While there have been illustrated and described what are considered to be preferred embodiments of the present invention, it will be understood by those skilled in the art that various changes and modifications may be made, and equivalents may be substituted for elements thereof without departing from the true scope of the present invention. In addition, many modifications may be made to adapt a particular situation to the teaching of the present invention without departing from the central scope thereof.

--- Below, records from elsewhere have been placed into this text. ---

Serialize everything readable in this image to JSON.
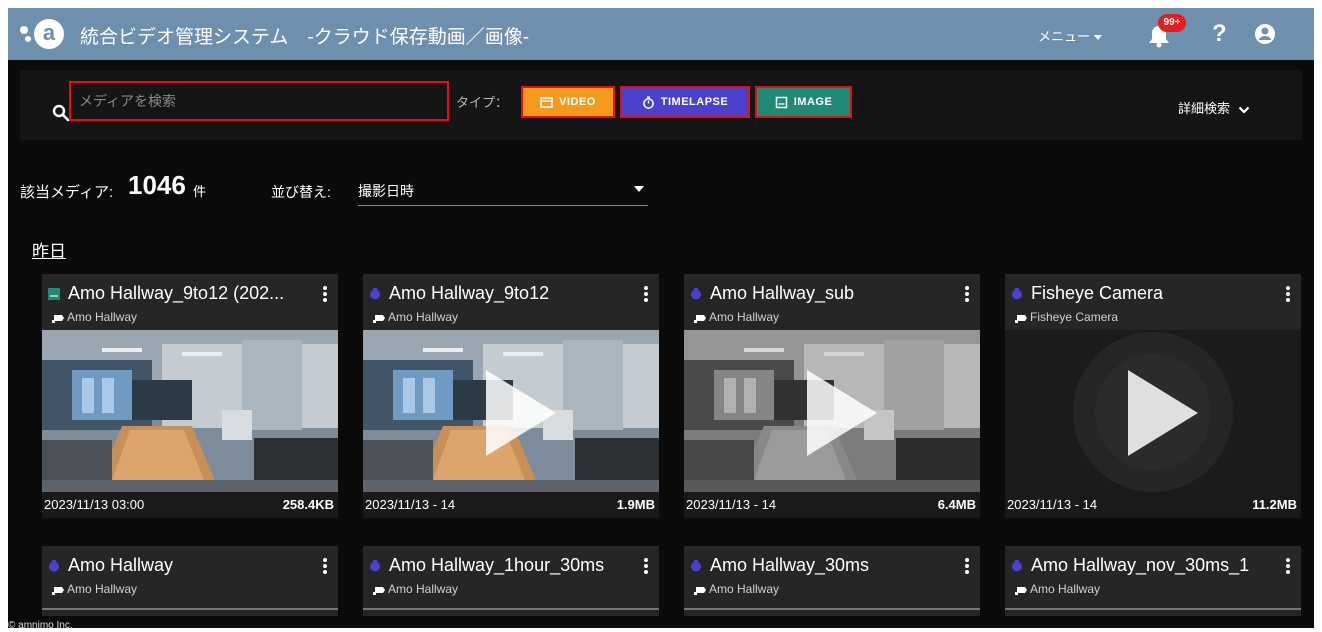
{
  "header": {
    "title": "統合ビデオ管理システム　-クラウド保存動画／画像-",
    "menu_label": "メニュー",
    "notification_badge": "99+",
    "help_label": "?"
  },
  "search": {
    "placeholder": "メディアを検索",
    "type_label": "タイプ：",
    "chips": {
      "video": "VIDEO",
      "timelapse": "TIMELAPSE",
      "image": "IMAGE"
    },
    "advanced_label": "詳細検索"
  },
  "results": {
    "count_label": "該当メディア:",
    "count": "1046",
    "count_unit": "件",
    "sort_label": "並び替え:",
    "sort_value": "撮影日時"
  },
  "section_title": "昨日",
  "colors": {
    "header": "#6f8fae",
    "video": "#f59a1c",
    "timelapse": "#4b41cc",
    "image": "#1f8a76",
    "highlight": "#e40f0f"
  },
  "cards_row1": [
    {
      "type": "image",
      "title": "Amo Hallway_9to12 (202...",
      "camera": "Amo Hallway",
      "date": "2023/11/13 03:00",
      "size": "258.4KB"
    },
    {
      "type": "timelapse",
      "title": "Amo Hallway_9to12",
      "camera": "Amo Hallway",
      "date": "2023/11/13 - 14",
      "size": "1.9MB"
    },
    {
      "type": "timelapse",
      "title": "Amo Hallway_sub",
      "camera": "Amo Hallway",
      "date": "2023/11/13 - 14",
      "size": "6.4MB"
    },
    {
      "type": "timelapse",
      "title": "Fisheye Camera",
      "camera": "Fisheye Camera",
      "date": "2023/11/13 - 14",
      "size": "11.2MB"
    }
  ],
  "cards_row2": [
    {
      "type": "timelapse",
      "title": "Amo Hallway",
      "camera": "Amo Hallway"
    },
    {
      "type": "timelapse",
      "title": "Amo Hallway_1hour_30ms",
      "camera": "Amo Hallway"
    },
    {
      "type": "timelapse",
      "title": "Amo Hallway_30ms",
      "camera": "Amo Hallway"
    },
    {
      "type": "timelapse",
      "title": "Amo Hallway_nov_30ms_1",
      "camera": "Amo Hallway"
    }
  ],
  "footer": {
    "copyright": "© amnimo Inc."
  }
}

Therefore, it is intended that the present invention not be limited to the particular embodiment disclosed as the best mode contemplated for carrying out the present invention, but that the present invention includes all embodiments falling within the scope of the appended claims.

Patent Citations
Cited PatentFiling datePublication dateApplicantTitle
US994010 *Oct 22, 1910May 30, 1911Gen ElectricMethod of and apparatus for producing exhausted vessels.
US1345347 *Dec 20, 1918Jul 6, 1920 Method of filling thermometer-tubes and the like
US1922458 *Oct 20, 1930Aug 15, 1933Schaeffer WalterProcess for filling an ampule
US2679343 *Oct 6, 1949May 25, 1954Vapor Heating CorpMethod and apparatus for filling thermostat tubes with mercury
US3282306 *Apr 2, 1964Nov 1, 1966Pastemaster IncProcess and apparatus for the charging of containers
US4061163 *Jul 6, 1976Dec 6, 1977Gte Sylvania IncorporatedMethod of filling electrochemical cells with electrolyte
US4099550 *Sep 10, 1976Jul 11, 1978Hitachi, Ltd.Apparatus for filling liquid crystal into the cells of liquid crystal display devices
US4480259Jul 30, 1982Oct 30, 1984Hewlett-Packard CompanyInk jet printer with bubble driven flexible membrane
US4713925 *Jun 11, 1986Dec 22, 1987Kafkis N HMethod and apparatus for filling a plurality of flexible pipette type vessels
US5335711Apr 29, 1992Aug 9, 1994Ae PlcProcess and apparatus for metal casting
US5601125Jul 18, 1995Feb 11, 1997Seagate Technology, Inc.Vacuum fill technique for hydrodynamic bearing
Referenced by
Citing PatentFiling datePublication dateApplicantTitle
US6561231Jan 25, 2002May 13, 2003Armand P. NeukermansMethod for filling acoustic implantable transducers
US6585007 *Feb 4, 2002Jul 1, 2003Canon Kabushiki KaishaMethod for filling liquid into liquid container and apparatus adapted to use such method
US7527365Dec 28, 2005May 5, 2009Seiko Epson CorporationInitial filling method for functional liquid droplet ejection head, initial filling apparatus for functional liquid droplet ejection head, functional liquid droplet ejection head, functional liquid supplying apparatus, liquid droplet ejection apparatus, manufacturing method for electro-optic device, electro-optic device, and electronic apparatus
US8291591 *Aug 13, 2007Oct 23, 2012Seiko Epson CorporationMethod of manufacturing liquid container and liquid container
Classifications
U.S. Classification141/2, 141/8, 141/18, 141/5, 141/51, 141/65, 141/82, 141/7, 141/59
International ClassificationB41J29/377, B41J2/175, B65B31/02, B41J2/04
Cooperative ClassificationB41J29/377, B41J2/17503, B41J2/14064
European ClassificationB41J2/14B2S, B41J29/377, B41J2/175C
Legal Events
DateCodeEventDescription
May 5, 2009FPExpired due to failure to pay maintenance fee
Effective date: 20090313
Mar 13, 2009LAPSLapse for failure to pay maintenance fees
Sep 22, 2008REMIMaintenance fee reminder mailed
Aug 11, 2004FPAYFee payment
Year of fee payment: 4
Nov 2, 1999ASAssignment
Owner name: SAMSUNG ELECTRONICS CO., LTD., A CORPORATION OF KO
Free format text: ASSIGNMENT OF ASSIGNORS INTEREST;ASSIGNORS:AHN, BYUNG-SUN;PETROVICH, LAVRISHEV VADIM;NIKOLAEVICH, DUNAEV BORIS;REEL/FRAME:010372/0143
Effective date: 19991027